• **YOUR INSTRUCTIONS**:
Please reproduce every entry below without omitting a single line.

[Interface dataset entries]

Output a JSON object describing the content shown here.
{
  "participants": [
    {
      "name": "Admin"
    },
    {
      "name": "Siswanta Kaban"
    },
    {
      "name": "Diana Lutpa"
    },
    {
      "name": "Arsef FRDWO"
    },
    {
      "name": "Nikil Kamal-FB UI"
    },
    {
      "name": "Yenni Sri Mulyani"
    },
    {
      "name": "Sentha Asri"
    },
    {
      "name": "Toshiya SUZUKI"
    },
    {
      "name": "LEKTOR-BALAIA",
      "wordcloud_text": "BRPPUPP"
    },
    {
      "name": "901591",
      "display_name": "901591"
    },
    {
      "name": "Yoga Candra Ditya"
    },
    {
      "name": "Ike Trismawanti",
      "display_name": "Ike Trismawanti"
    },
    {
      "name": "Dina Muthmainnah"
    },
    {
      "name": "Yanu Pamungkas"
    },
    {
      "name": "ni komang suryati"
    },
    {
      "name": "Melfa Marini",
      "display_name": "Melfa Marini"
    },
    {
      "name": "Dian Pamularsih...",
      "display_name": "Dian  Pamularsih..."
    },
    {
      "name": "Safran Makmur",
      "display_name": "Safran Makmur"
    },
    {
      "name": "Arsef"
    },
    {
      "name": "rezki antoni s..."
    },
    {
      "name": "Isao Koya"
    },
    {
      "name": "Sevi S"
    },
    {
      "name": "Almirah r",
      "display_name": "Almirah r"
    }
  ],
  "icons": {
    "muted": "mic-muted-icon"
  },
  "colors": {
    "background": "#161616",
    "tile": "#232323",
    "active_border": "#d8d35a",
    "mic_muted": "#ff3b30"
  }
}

• **ANSWER TO THIS PROBLEM**:
Output a JSON object describing the content shown here.
{
  "participants": [
    {
      "name": "Admin"
    },
    {
      "name": "Siswanta Kaban"
    },
    {
      "name": "Diana Lutpa"
    },
    {
      "name": "Arsef FRDWO"
    },
    {
      "name": "Nikil Kamal-FB UI"
    },
    {
      "name": "Yenni Sri Mulyani"
    },
    {
      "name": "Sentha Asri"
    },
    {
      "name": "Toshiya SUZUKI"
    },
    {
      "name": "LEKTOR-BALAIA",
      "wordcloud_text": "BRPPUPP"
    },
    {
      "name": "901591",
      "display_name": "901591"
    },
    {
      "name": "Yoga Candra Ditya"
    },
    {
      "name": "Ike Trismawanti",
      "display_name": "Ike Trismawanti"
    },
    {
      "name": "Dina Muthmainnah"
    },
    {
      "name": "Yanu Pamungkas"
    },
    {
      "name": "ni komang suryati"
    },
    {
      "name": "Melfa Marini",
      "display_name": "Melfa Marini"
    },
    {
      "name": "Dian Pamularsih...",
      "display_name": "Dian  Pamularsih..."
    },
    {
      "name": "Safran Makmur",
      "display_name": "Safran Makmur"
    },
    {
      "name": "Arsef"
    },
    {
      "name": "rezki antoni s..."
    },
    {
      "name": "Isao Koya"
    },
    {
      "name": "Sevi S"
    },
    {
      "name": "Almirah r",
      "display_name": "Almirah r"
    }
  ],
  "icons": {
    "muted": "mic-muted-icon"
  },
  "colors": {
    "background": "#161616",
    "tile": "#232323",
    "active_border": "#d8d35a",
    "mic_muted": "#ff3b30"
  }
}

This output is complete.